[Start of Attachment]
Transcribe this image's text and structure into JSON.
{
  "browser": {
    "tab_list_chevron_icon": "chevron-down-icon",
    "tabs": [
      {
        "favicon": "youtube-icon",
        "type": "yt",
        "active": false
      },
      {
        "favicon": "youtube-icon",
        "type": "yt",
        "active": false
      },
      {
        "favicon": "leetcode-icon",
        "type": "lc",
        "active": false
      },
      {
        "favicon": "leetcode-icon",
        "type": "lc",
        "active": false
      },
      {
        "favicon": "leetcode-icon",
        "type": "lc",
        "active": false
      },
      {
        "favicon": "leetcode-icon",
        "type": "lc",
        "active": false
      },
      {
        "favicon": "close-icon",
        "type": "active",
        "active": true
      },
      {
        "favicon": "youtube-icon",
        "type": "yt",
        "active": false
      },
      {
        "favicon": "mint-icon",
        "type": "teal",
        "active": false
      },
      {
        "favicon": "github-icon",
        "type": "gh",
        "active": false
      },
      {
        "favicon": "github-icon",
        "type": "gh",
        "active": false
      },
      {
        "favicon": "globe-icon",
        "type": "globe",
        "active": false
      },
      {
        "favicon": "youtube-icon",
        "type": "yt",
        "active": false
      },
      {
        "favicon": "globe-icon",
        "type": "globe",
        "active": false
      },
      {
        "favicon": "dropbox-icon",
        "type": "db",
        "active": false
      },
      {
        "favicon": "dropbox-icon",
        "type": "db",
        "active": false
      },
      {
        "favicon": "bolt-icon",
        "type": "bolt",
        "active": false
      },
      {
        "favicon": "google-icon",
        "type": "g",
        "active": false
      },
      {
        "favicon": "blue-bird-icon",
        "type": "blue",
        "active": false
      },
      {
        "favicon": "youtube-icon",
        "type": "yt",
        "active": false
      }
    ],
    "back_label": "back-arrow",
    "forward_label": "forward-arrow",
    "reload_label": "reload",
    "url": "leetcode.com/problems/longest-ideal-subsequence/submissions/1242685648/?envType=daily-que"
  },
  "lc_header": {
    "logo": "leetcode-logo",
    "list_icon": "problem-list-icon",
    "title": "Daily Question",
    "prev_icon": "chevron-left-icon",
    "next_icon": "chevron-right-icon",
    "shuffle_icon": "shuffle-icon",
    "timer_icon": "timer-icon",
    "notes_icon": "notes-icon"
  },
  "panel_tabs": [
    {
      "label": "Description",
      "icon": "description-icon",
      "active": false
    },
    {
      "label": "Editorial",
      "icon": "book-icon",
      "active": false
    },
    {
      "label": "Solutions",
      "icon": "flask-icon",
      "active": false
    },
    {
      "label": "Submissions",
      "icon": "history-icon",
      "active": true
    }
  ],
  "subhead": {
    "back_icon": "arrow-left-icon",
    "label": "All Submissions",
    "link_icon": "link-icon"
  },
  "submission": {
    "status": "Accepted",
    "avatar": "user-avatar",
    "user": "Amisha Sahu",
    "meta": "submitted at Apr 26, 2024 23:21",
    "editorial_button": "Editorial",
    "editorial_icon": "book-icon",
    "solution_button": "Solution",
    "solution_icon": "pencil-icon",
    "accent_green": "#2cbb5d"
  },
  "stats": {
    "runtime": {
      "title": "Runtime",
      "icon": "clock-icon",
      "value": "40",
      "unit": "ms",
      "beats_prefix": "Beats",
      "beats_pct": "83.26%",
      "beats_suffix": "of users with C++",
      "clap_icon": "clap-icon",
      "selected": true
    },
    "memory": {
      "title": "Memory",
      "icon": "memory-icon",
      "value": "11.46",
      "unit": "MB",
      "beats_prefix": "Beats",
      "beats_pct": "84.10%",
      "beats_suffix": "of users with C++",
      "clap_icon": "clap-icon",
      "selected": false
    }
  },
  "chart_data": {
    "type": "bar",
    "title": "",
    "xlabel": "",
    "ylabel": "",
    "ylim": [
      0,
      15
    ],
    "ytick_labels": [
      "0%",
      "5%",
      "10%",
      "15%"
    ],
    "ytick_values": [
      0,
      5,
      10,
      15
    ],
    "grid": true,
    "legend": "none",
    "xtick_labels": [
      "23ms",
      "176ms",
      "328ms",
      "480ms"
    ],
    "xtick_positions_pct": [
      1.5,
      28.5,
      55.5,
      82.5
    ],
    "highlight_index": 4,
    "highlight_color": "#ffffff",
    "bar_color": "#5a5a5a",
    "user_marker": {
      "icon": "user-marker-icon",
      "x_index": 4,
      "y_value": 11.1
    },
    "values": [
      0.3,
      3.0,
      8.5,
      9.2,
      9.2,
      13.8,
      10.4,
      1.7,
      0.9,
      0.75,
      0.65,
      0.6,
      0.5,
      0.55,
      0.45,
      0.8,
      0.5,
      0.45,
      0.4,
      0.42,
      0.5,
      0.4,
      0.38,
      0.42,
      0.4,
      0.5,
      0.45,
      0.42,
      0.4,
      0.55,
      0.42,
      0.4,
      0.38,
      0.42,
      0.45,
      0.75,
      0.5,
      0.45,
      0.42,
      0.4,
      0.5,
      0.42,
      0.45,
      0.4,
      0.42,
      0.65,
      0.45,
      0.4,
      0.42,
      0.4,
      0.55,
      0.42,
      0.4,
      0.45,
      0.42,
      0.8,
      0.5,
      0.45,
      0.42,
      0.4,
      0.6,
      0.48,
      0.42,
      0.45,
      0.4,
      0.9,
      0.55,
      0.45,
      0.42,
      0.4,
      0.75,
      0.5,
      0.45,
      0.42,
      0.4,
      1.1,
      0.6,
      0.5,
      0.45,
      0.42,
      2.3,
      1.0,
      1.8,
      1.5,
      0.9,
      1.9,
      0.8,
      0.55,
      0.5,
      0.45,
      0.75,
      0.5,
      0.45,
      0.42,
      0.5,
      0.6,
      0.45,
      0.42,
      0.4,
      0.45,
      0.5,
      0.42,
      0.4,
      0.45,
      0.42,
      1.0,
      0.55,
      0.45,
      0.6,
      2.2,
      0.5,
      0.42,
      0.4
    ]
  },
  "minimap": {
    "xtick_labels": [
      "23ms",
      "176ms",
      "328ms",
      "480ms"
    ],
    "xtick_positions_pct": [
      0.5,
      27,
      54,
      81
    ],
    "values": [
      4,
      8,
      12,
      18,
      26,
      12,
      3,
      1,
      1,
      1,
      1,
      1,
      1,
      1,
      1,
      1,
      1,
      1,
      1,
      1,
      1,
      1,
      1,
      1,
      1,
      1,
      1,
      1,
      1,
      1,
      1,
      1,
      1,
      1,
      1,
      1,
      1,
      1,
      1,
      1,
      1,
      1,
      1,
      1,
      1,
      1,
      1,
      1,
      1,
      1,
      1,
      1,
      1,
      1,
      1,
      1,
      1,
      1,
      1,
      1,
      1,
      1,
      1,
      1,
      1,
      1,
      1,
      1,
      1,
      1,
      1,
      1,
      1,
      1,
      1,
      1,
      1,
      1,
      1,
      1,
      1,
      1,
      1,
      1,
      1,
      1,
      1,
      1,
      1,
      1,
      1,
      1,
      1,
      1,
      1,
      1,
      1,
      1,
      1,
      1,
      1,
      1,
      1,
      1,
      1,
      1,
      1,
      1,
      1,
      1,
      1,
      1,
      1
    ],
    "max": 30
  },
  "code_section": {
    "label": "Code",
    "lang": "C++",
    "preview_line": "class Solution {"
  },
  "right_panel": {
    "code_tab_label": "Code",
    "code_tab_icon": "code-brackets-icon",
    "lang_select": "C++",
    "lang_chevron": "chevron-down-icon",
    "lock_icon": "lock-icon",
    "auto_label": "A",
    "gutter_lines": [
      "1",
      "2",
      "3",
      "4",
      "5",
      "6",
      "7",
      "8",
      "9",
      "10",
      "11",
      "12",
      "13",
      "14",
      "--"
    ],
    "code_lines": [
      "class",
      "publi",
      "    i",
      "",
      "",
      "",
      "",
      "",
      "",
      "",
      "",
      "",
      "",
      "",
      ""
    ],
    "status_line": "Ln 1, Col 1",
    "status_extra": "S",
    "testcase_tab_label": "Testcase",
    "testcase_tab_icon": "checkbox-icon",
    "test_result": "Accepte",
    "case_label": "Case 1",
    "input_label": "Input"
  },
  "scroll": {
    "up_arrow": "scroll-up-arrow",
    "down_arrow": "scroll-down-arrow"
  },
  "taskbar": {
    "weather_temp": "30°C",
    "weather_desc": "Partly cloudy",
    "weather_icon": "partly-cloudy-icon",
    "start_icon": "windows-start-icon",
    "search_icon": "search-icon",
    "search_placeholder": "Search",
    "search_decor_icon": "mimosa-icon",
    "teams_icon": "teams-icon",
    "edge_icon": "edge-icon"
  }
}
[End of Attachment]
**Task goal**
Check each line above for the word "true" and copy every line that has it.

**Reply**
        "active": true
      "active": true
      "selected": true
    "grid": true,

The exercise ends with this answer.